Web page and app entries:

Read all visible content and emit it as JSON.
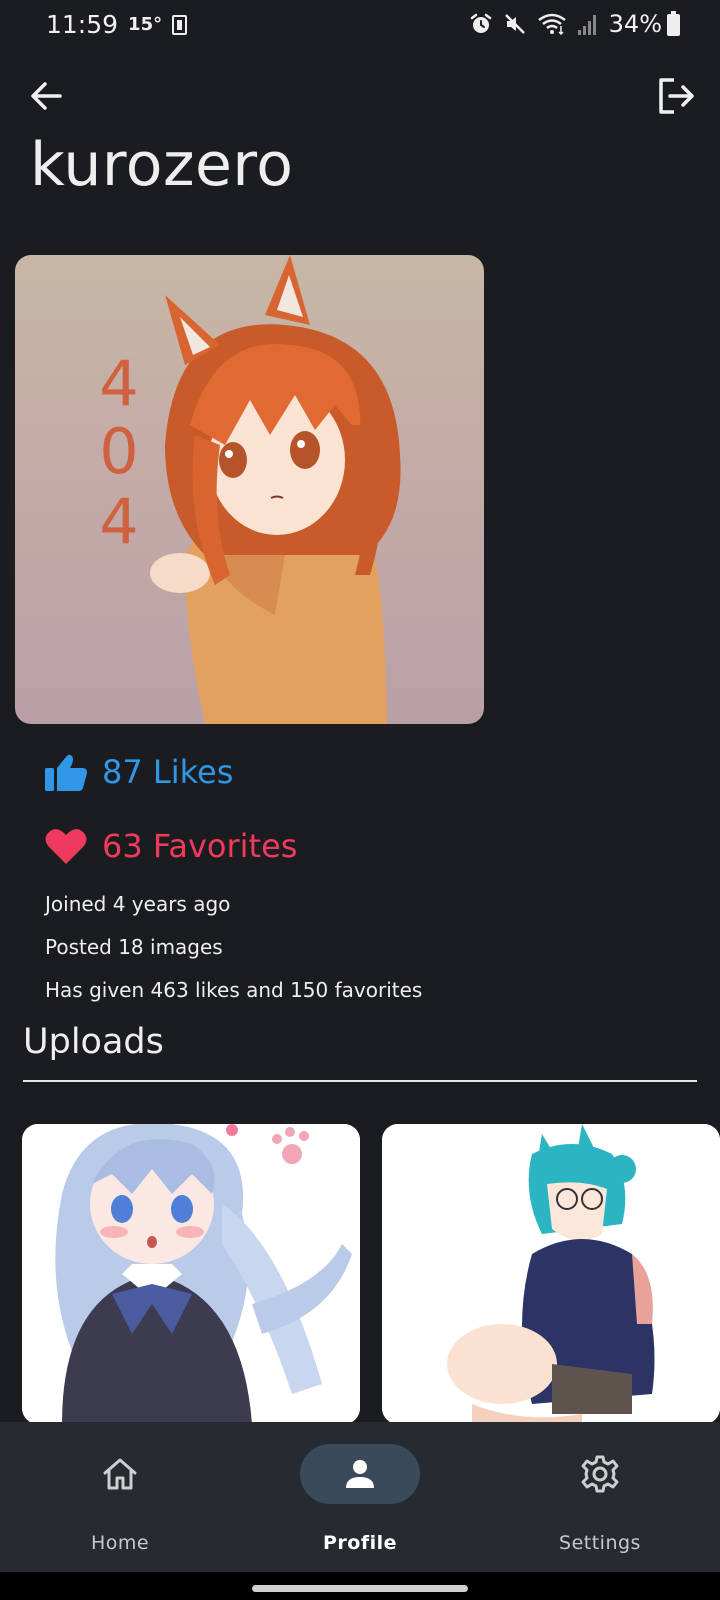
{
  "status_bar": {
    "time": "11:59",
    "temperature": "15°",
    "battery_percent": "34%",
    "icons": [
      "sim-card-icon",
      "alarm-icon",
      "mute-icon",
      "wifi-icon",
      "signal-icon",
      "battery-icon"
    ]
  },
  "header": {
    "back_icon": "arrow-left-icon",
    "logout_icon": "logout-icon",
    "username": "kurozero"
  },
  "avatar": {
    "overlay_text": [
      "4",
      "0",
      "4"
    ]
  },
  "stats": {
    "likes_label": "87 Likes",
    "favorites_label": "63 Favorites",
    "joined": "Joined 4 years ago",
    "posted": "Posted 18 images",
    "given": "Has given 463 likes and 150 favorites"
  },
  "uploads": {
    "title": "Uploads"
  },
  "nav": {
    "items": [
      {
        "label": "Home",
        "icon": "home-icon",
        "active": false
      },
      {
        "label": "Profile",
        "icon": "person-icon",
        "active": true
      },
      {
        "label": "Settings",
        "icon": "gear-icon",
        "active": false
      }
    ]
  },
  "colors": {
    "background": "#1b1c1f",
    "likes": "#2f97e6",
    "favorites": "#ee3a5c",
    "nav_background": "#262a31",
    "nav_active_pill": "#3b4a5b"
  }
}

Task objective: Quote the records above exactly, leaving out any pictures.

Exercise answer:
Read all visible content and emit it as JSON.
{
  "status_bar": {
    "time": "11:59",
    "temperature": "15°",
    "battery_percent": "34%",
    "icons": [
      "sim-card-icon",
      "alarm-icon",
      "mute-icon",
      "wifi-icon",
      "signal-icon",
      "battery-icon"
    ]
  },
  "header": {
    "back_icon": "arrow-left-icon",
    "logout_icon": "logout-icon",
    "username": "kurozero"
  },
  "avatar": {
    "overlay_text": [
      "4",
      "0",
      "4"
    ]
  },
  "stats": {
    "likes_label": "87 Likes",
    "favorites_label": "63 Favorites",
    "joined": "Joined 4 years ago",
    "posted": "Posted 18 images",
    "given": "Has given 463 likes and 150 favorites"
  },
  "uploads": {
    "title": "Uploads"
  },
  "nav": {
    "items": [
      {
        "label": "Home",
        "icon": "home-icon",
        "active": false
      },
      {
        "label": "Profile",
        "icon": "person-icon",
        "active": true
      },
      {
        "label": "Settings",
        "icon": "gear-icon",
        "active": false
      }
    ]
  },
  "colors": {
    "background": "#1b1c1f",
    "likes": "#2f97e6",
    "favorites": "#ee3a5c",
    "nav_background": "#262a31",
    "nav_active_pill": "#3b4a5b"
  }
}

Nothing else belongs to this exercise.